Blank-slatism: against humanity again

Blank-slatism can be hazardous to public health. In response to the recent race-specific drug approval:

More worrisome, bioethicists warn that greenlighting a drug for only one race sets a dangerous precedent. "This can fuel social conceptions that there are meaningful genetic differences between races," says Jonathan D. Kahn, assistant professor of law at Hamline University in St. Paul, Minn. [emphasis mine]

Science ought to be subordinated to social engineering, then? The rate of heart disease among blacks is higher, and it seems to be an awful disservice not to allow this fact—got that? fact—to be addressed by pharmaceutical companies.

At least one critic attempts to dress it up in medical terms:

"This development with BiDil is a foot in the door -- the first step of what could be seen as racialized medicine,'' said Troy Duster, a New York University sociologist. "Race is too crude a measure. We should be looking at the individual and his and her biochemical makeup -- not whether he or she is black or white.'' [emphasis mine]

This would be nice, except that there aren't enough resources for each individual person to be served with individually-tailored drugs by drug companies.

Opposition to the drug doesn't seem to be based on science at all. That would be a perfectly acceptable criticism. No, it's driven by anti-scientific ideology. People's lives are at stake; it's cruel to let blank-slatism in the way of health.

Share this

So, Randall, do you think

So, Randall, do you think that white people who want to take BiDil ought to be stopped or discouraged from doing so by the federal government?

I mean, that's what "race-specific drug approval" means, y'know.

I believe the objectors

I believe the objectors correctly identify this as the starting fall of a long line of dominoes -- dominoes they perceive as providing a necessary 'steam control' that holds our society together. Whether they are correct or not will be seen...

Classic neo-Luddite

Classic neo-Luddite political correctness, how I love it so.

Rad Geek, I doubt you'll

Rad Geek,
I doubt you'll find anyone on this site advocating the government restricting access to drugs. The fact is that in this situation, thanks to the FDA, you have only undesirable options to choose from. The decision of whether a drug is beneficial for a particular patient isn't up to that patient and his physician. The FDA won't approve a drug unless it can show benefit in clinical trials, and so far the only benefit that the drug company has been able to demonstrate for BiDil is in African Americans. So you get your choice: either you get behind race-specific drug approval, the drug goes on the market, and at least some people who could benefit from the drug get access to it (including possible off-label use, I assume), or you oppose race-specific drug approval, the drug doesn't go on the market at all, and no one who could possibly benefit from the drug gets it. Unfortunately, such are the choices you get when the nanny state controls people's access to medicines.

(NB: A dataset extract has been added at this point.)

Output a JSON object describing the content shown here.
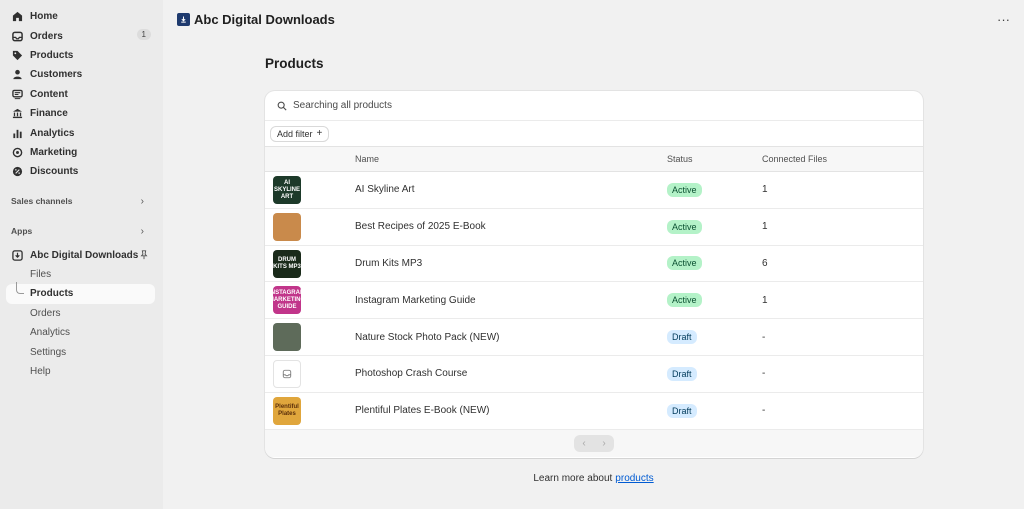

Rad Geek, Perhaps I was not

Rad Geek,
Perhaps I was not clear. As I understand it, the outcomes we were discussin are the only possible ones given the way the FDA works. Say you're ill and you volunteer for a clinical trial, and the drug is an amazing success for you. It's a miracle, the best thing you've ever tried, it comepletely transforms your life, which before that had been ruined by illness. However, when the drug company analyzes the data, there's no significant difference between the drug group and the control group. For whatever reason, the wonderful effect you got didn't happen for enough people in the drug group to bring the difference from the control group to the level of statistical significance. When FDA looks at the data, they don't say "well, this drug was great for a few people. Let's put it on the market so it can help these few." They look at the whole trial, and say "this drug does not have enough benefit to justify approving it. Denied." As I understand, this is what happened with BiDil in large trials including people of all races. It was not until the trials focused on African-Americans that they achieved the visible benefit the FDA wants to see. I completely agree that approval of BiDil for everyone would be the best outcome, with the decision between the patient and doctor (keeping in mind that I oppose the existence of the FDA in the first place). But because of the way the drug approval process works, it's not among the outcomes that the FDA will consider. Consequently, you kind of have to take what you can get in this situation.

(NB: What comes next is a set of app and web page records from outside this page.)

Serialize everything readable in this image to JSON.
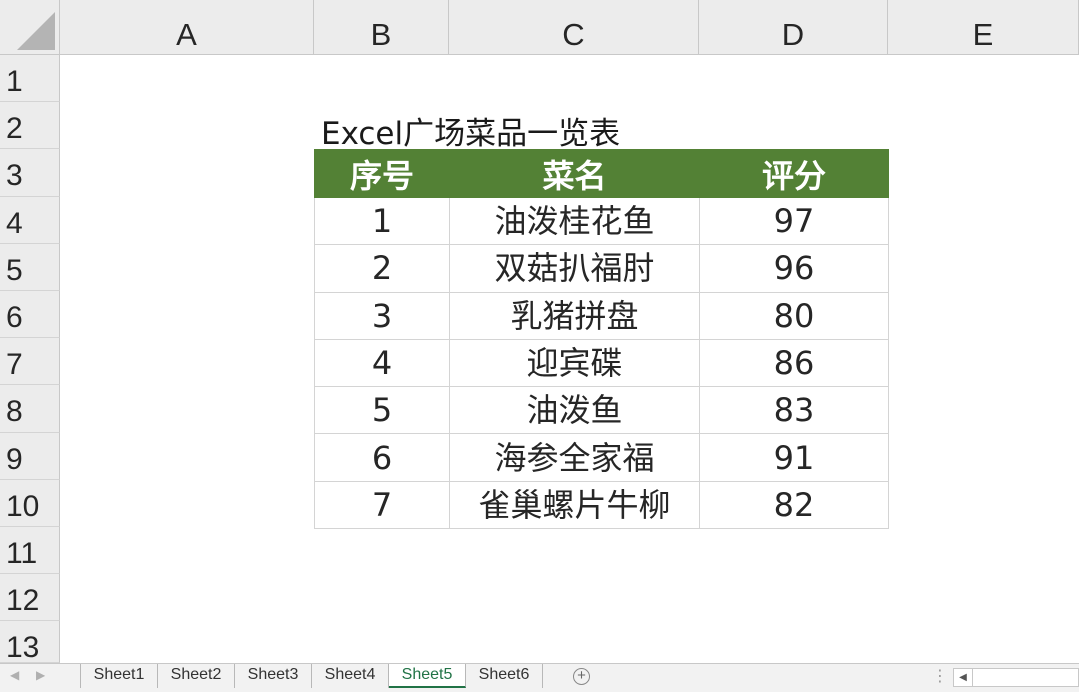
{
  "columns": [
    "A",
    "B",
    "C",
    "D",
    "E"
  ],
  "rows": [
    "1",
    "2",
    "3",
    "4",
    "5",
    "6",
    "7",
    "8",
    "9",
    "10",
    "11",
    "12",
    "13"
  ],
  "sheet": {
    "title": "Excel广场菜品一览表",
    "headers": [
      "序号",
      "菜名",
      "评分"
    ],
    "rows": [
      [
        "1",
        "油泼桂花鱼",
        "97"
      ],
      [
        "2",
        "双菇扒福肘",
        "96"
      ],
      [
        "3",
        "乳猪拼盘",
        "80"
      ],
      [
        "4",
        "迎宾碟",
        "86"
      ],
      [
        "5",
        "油泼鱼",
        "83"
      ],
      [
        "6",
        "海参全家福",
        "91"
      ],
      [
        "7",
        "雀巢螺片牛柳",
        "82"
      ]
    ]
  },
  "tabs": [
    "Sheet1",
    "Sheet2",
    "Sheet3",
    "Sheet4",
    "Sheet5",
    "Sheet6"
  ],
  "active_tab": "Sheet5",
  "colors": {
    "header_fill": "#538135",
    "accent": "#217346"
  },
  "icons": {
    "add_sheet": "plus-circle-icon"
  }
}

Lisa: The fact is that in

Lisa:

The fact is that in this situation, thanks to the FDA, you have only undesirable options to choose from. The decision of whether a drug is beneficial for a particular patient isn’t up to that patient and his physician. The FDA won’t approve a drug unless it can show benefit in clinical trials, and so far the only benefit that the drug company has been able to demonstrate for BiDil is in African Americans.

The FDA approves lots of drugs that work well for some groups of people but not for others. Sometimes contraindicators are known and sometimes they aren't. This includes everything from oral contraceptives to mood stabilizers.

So why not come out for "approving" BiDil for everybody, without regard to race? If questions about race and medicine need to be mooted, let them be mooted in the doctor's office instead of the regulatory agencies.

"Race-specific approval" means restricting the liberty of a race of people to choose their own medications. The best solution is to abolish the FDA, but until that happens, why dicker about race politics when the obvious solution is more permissiveness rather than selective permissiveness?